INSTRUCTIONS FOR THE TASK: The records come next. Copy all of them exactly.

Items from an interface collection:

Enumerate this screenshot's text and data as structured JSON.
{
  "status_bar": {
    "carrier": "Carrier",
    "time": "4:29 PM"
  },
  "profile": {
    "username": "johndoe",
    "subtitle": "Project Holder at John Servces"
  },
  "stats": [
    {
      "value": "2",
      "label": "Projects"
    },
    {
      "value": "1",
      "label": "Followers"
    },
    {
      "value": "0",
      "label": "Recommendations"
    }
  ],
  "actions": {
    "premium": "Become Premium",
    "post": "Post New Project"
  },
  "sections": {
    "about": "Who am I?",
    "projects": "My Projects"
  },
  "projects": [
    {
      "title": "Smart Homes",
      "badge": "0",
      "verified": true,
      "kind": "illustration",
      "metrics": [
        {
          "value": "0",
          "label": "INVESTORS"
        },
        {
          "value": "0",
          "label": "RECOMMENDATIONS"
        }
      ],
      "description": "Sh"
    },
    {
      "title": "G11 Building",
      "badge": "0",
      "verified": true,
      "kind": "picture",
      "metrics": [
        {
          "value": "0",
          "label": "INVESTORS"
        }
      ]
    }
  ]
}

RESPONSE AREA:
Enumerate this screenshot's text and data as structured JSON.
{
  "status_bar": {
    "carrier": "Carrier",
    "time": "4:29 PM"
  },
  "profile": {
    "username": "johndoe",
    "subtitle": "Project Holder at John Servces"
  },
  "stats": [
    {
      "value": "2",
      "label": "Projects"
    },
    {
      "value": "1",
      "label": "Followers"
    },
    {
      "value": "0",
      "label": "Recommendations"
    }
  ],
  "actions": {
    "premium": "Become Premium",
    "post": "Post New Project"
  },
  "sections": {
    "about": "Who am I?",
    "projects": "My Projects"
  },
  "projects": [
    {
      "title": "Smart Homes",
      "badge": "0",
      "verified": true,
      "kind": "illustration",
      "metrics": [
        {
          "value": "0",
          "label": "INVESTORS"
        },
        {
          "value": "0",
          "label": "RECOMMENDATIONS"
        }
      ],
      "description": "Sh"
    },
    {
      "title": "G11 Building",
      "badge": "0",
      "verified": true,
      "kind": "picture",
      "metrics": [
        {
          "value": "0",
          "label": "INVESTORS"
        }
      ]
    }
  ]
}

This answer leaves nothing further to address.